§ What to do
Write out the lines below once more, exactly as they appear. Do not include pictures.

START Input records

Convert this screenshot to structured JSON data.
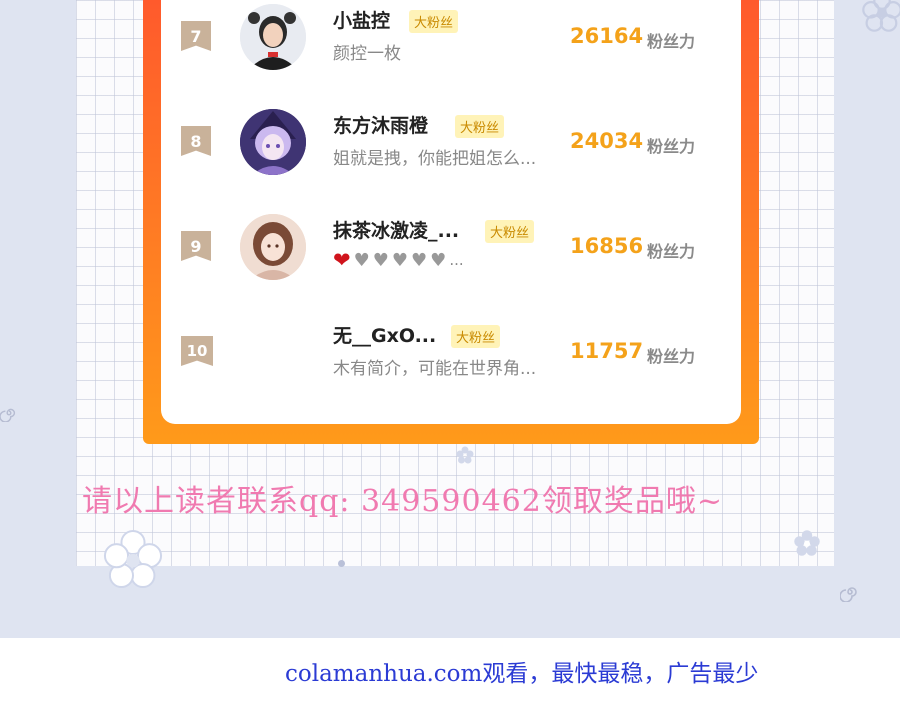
{
  "rows": [
    {
      "rank": "7",
      "name": "小盐控",
      "badge": "大粉丝",
      "desc": "颜控一枚",
      "score": "26164",
      "unit": "粉丝力",
      "avatar": "avatar-girl-red-icon"
    },
    {
      "rank": "8",
      "name": "东方沐雨橙",
      "badge": "大粉丝",
      "desc": "姐就是拽，你能把姐怎么...",
      "score": "24034",
      "unit": "粉丝力",
      "avatar": "avatar-anime-witch-icon"
    },
    {
      "rank": "9",
      "name": "抹茶冰激凌_...",
      "badge": "大粉丝",
      "hearts": "...",
      "score": "16856",
      "unit": "粉丝力",
      "avatar": "avatar-anime-girl-icon"
    },
    {
      "rank": "10",
      "name": "无__GxO...",
      "badge": "大粉丝",
      "desc": "木有简介，可能在世界角...",
      "score": "11757",
      "unit": "粉丝力",
      "avatar": ""
    }
  ],
  "promo_text": "请以上读者联系qq: 349590462领取奖品哦~",
  "footer_text": "colamanhua.com观看，最快最稳，广告最少",
  "colors": {
    "frame_start": "#ff5a2c",
    "frame_end": "#ff9a1a",
    "score": "#f4a21a",
    "badge_bg": "#fff3b8",
    "promo": "#f07ab0",
    "footer": "#2b3bd4"
  }
}
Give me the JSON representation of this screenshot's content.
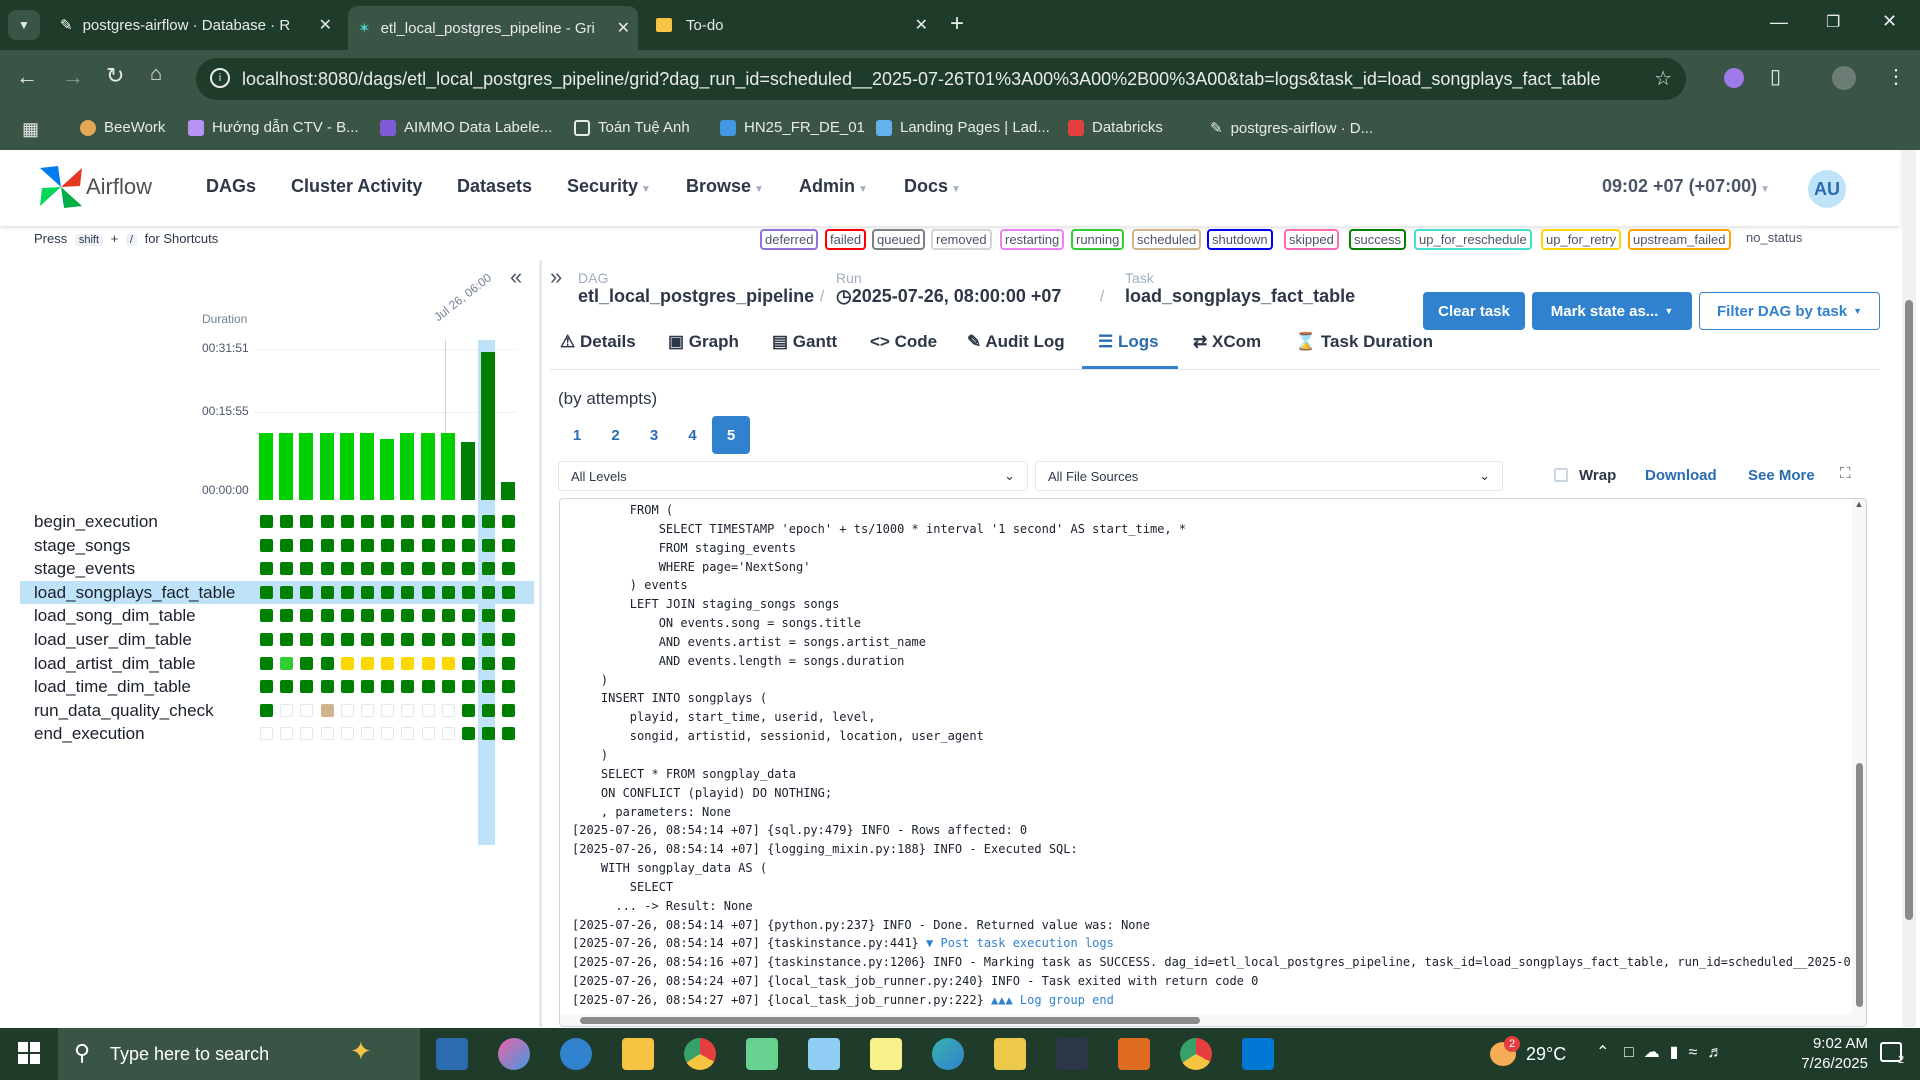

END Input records

§ Answer box
Convert this screenshot to structured JSON data.
{
  "rows": [
    {
      "rank": "7",
      "name": "小盐控",
      "badge": "大粉丝",
      "desc": "颜控一枚",
      "score": "26164",
      "unit": "粉丝力",
      "avatar": "avatar-girl-red-icon"
    },
    {
      "rank": "8",
      "name": "东方沐雨橙",
      "badge": "大粉丝",
      "desc": "姐就是拽，你能把姐怎么...",
      "score": "24034",
      "unit": "粉丝力",
      "avatar": "avatar-anime-witch-icon"
    },
    {
      "rank": "9",
      "name": "抹茶冰激凌_...",
      "badge": "大粉丝",
      "hearts": "...",
      "score": "16856",
      "unit": "粉丝力",
      "avatar": "avatar-anime-girl-icon"
    },
    {
      "rank": "10",
      "name": "无__GxO...",
      "badge": "大粉丝",
      "desc": "木有简介，可能在世界角...",
      "score": "11757",
      "unit": "粉丝力",
      "avatar": ""
    }
  ],
  "promo_text": "请以上读者联系qq: 349590462领取奖品哦~",
  "footer_text": "colamanhua.com观看，最快最稳，广告最少",
  "colors": {
    "frame_start": "#ff5a2c",
    "frame_end": "#ff9a1a",
    "score": "#f4a21a",
    "badge_bg": "#fff3b8",
    "promo": "#f07ab0",
    "footer": "#2b3bd4"
  }
}
Give me the JSON representation of this screenshot's content.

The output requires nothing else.